Exercise - Make an exact copy of the records, leaving out the images.

Exercise material -
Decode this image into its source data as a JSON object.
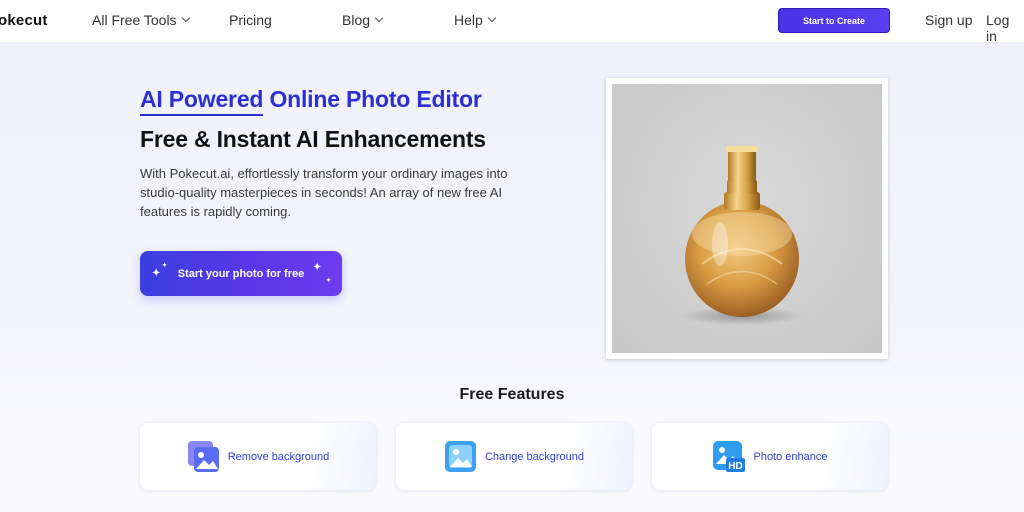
{
  "header": {
    "logo": "okecut",
    "nav": [
      {
        "label": "All Free Tools",
        "has_dropdown": true
      },
      {
        "label": "Pricing",
        "has_dropdown": false
      },
      {
        "label": "Blog",
        "has_dropdown": true
      },
      {
        "label": "Help",
        "has_dropdown": true
      }
    ],
    "cta_label": "Start to Create",
    "signup_label": "Sign up",
    "login_label": "Log in"
  },
  "hero": {
    "title_highlight": "AI Powered",
    "title_rest": " Online Photo Editor",
    "subtitle": "Free & Instant AI Enhancements",
    "description": "With Pokecut.ai, effortlessly transform your ordinary images into studio-quality masterpieces in seconds! An array of new free AI features is rapidly coming.",
    "button_label": "Start your photo for free"
  },
  "features": {
    "title": "Free Features",
    "items": [
      {
        "label": "Remove background",
        "icon": "remove-background-icon"
      },
      {
        "label": "Change background",
        "icon": "change-background-icon"
      },
      {
        "label": "Photo enhance",
        "icon": "photo-enhance-hd-icon"
      }
    ]
  },
  "colors": {
    "brand": "#4a32e6",
    "title_blue": "#2d2fd4",
    "feature_text": "#3240d6"
  }
}
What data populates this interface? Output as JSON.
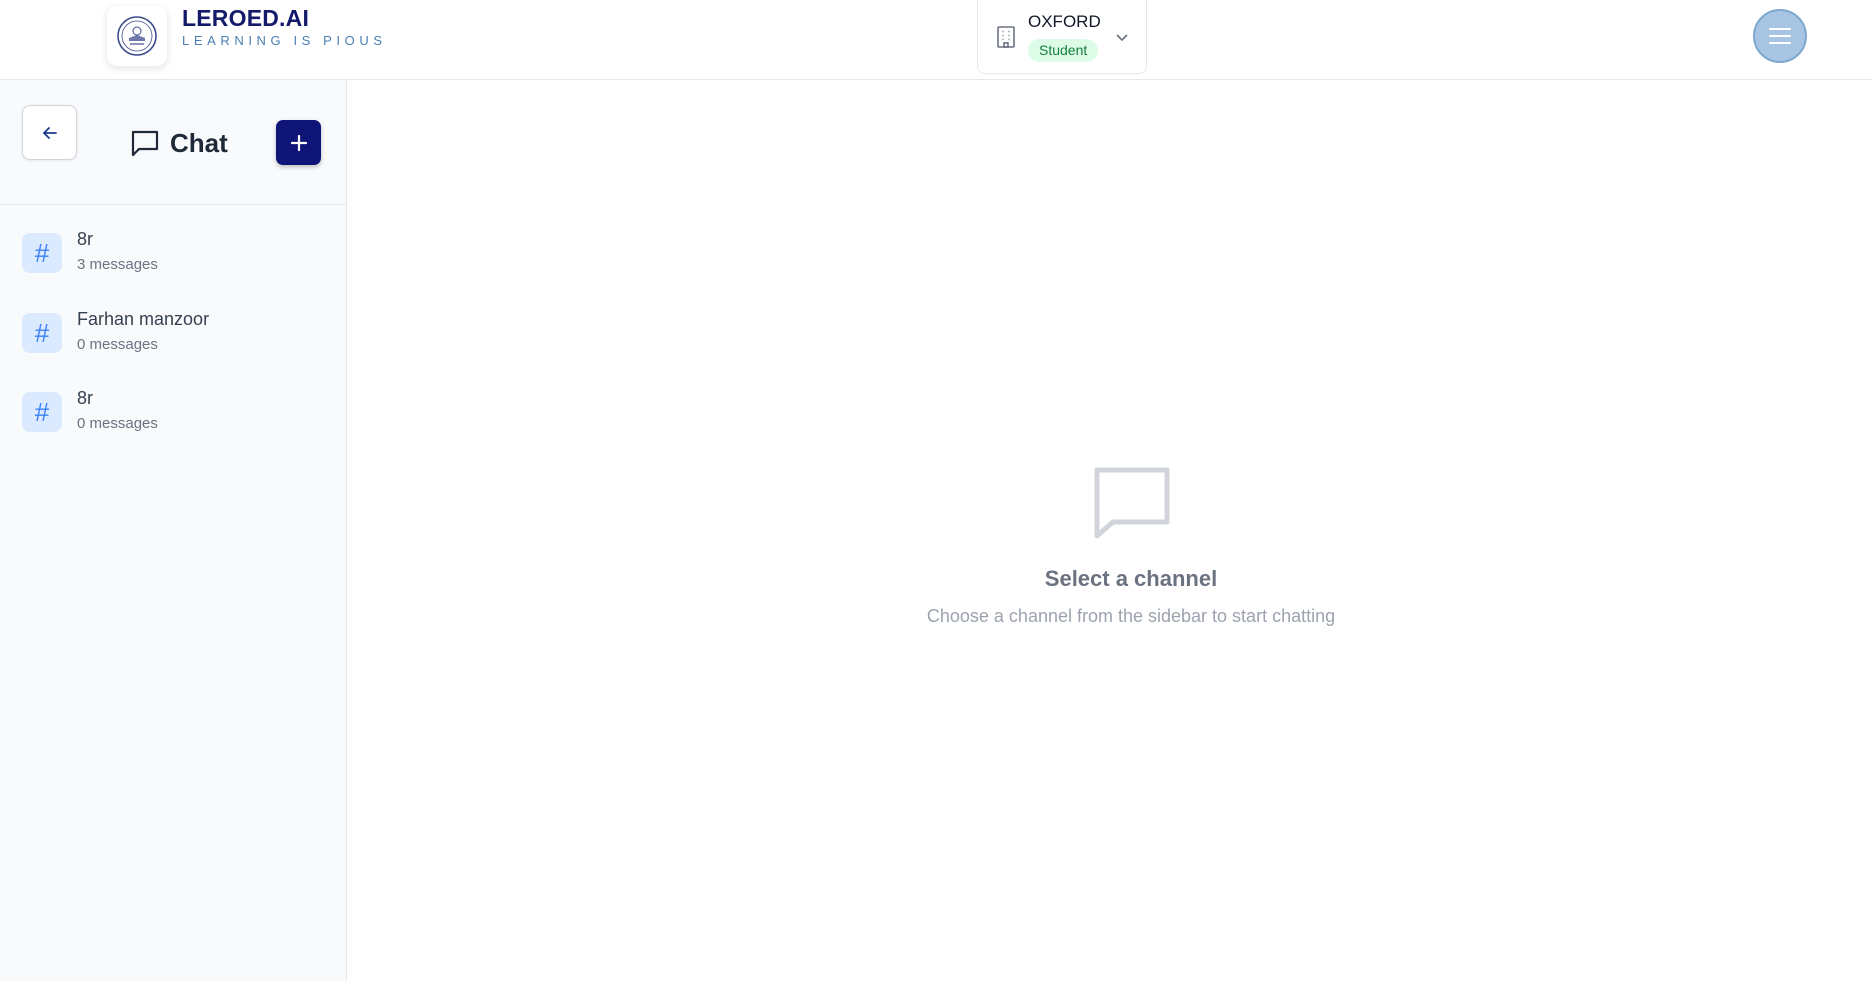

Task result -
Decode this image into its source data as a JSON object.
{
  "header": {
    "logo": "okecut",
    "nav": [
      {
        "label": "All Free Tools",
        "has_dropdown": true
      },
      {
        "label": "Pricing",
        "has_dropdown": false
      },
      {
        "label": "Blog",
        "has_dropdown": true
      },
      {
        "label": "Help",
        "has_dropdown": true
      }
    ],
    "cta_label": "Start to Create",
    "signup_label": "Sign up",
    "login_label": "Log in"
  },
  "hero": {
    "title_highlight": "AI Powered",
    "title_rest": " Online Photo Editor",
    "subtitle": "Free & Instant AI Enhancements",
    "description": "With Pokecut.ai, effortlessly transform your ordinary images into studio-quality masterpieces in seconds! An array of new free AI features is rapidly coming.",
    "button_label": "Start your photo for free"
  },
  "features": {
    "title": "Free Features",
    "items": [
      {
        "label": "Remove background",
        "icon": "remove-background-icon"
      },
      {
        "label": "Change background",
        "icon": "change-background-icon"
      },
      {
        "label": "Photo enhance",
        "icon": "photo-enhance-hd-icon"
      }
    ]
  },
  "colors": {
    "brand": "#4a32e6",
    "title_blue": "#2d2fd4",
    "feature_text": "#3240d6"
  }
}
What data populates this interface? Output as JSON.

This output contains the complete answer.